[Stored items from a collection]
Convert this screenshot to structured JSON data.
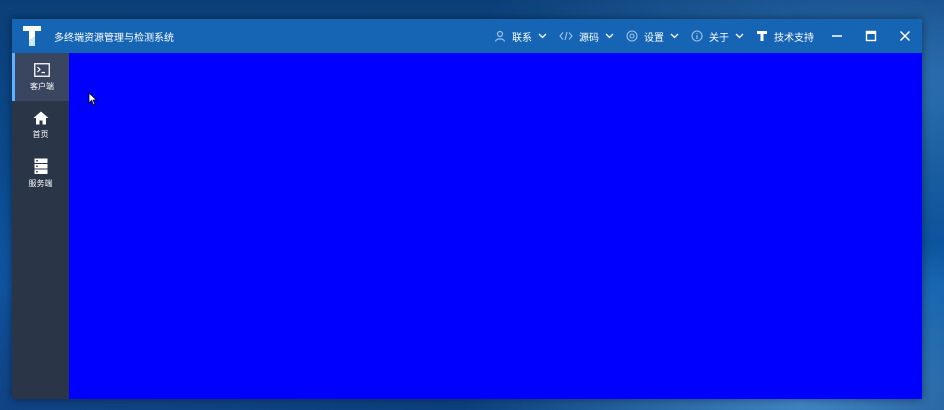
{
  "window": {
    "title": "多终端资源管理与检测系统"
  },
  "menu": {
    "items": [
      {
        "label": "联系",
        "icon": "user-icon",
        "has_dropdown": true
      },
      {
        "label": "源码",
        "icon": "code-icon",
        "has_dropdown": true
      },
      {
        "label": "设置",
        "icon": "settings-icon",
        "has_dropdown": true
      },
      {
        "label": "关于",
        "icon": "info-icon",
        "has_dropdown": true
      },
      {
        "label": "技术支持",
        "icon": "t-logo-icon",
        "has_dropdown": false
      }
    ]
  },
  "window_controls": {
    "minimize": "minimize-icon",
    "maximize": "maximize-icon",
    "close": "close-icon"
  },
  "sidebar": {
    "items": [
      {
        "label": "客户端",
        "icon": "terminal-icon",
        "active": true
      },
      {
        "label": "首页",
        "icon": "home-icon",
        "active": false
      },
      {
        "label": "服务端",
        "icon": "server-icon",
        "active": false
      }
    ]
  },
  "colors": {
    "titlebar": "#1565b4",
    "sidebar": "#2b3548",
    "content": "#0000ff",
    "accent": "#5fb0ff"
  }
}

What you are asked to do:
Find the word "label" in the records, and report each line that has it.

Response box:
        "label": "联系",
        "label": "源码",
        "label": "设置",
        "label": "关于",
        "label": "技术支持",
        "label": "客户端",
        "label": "首页",
        "label": "服务端",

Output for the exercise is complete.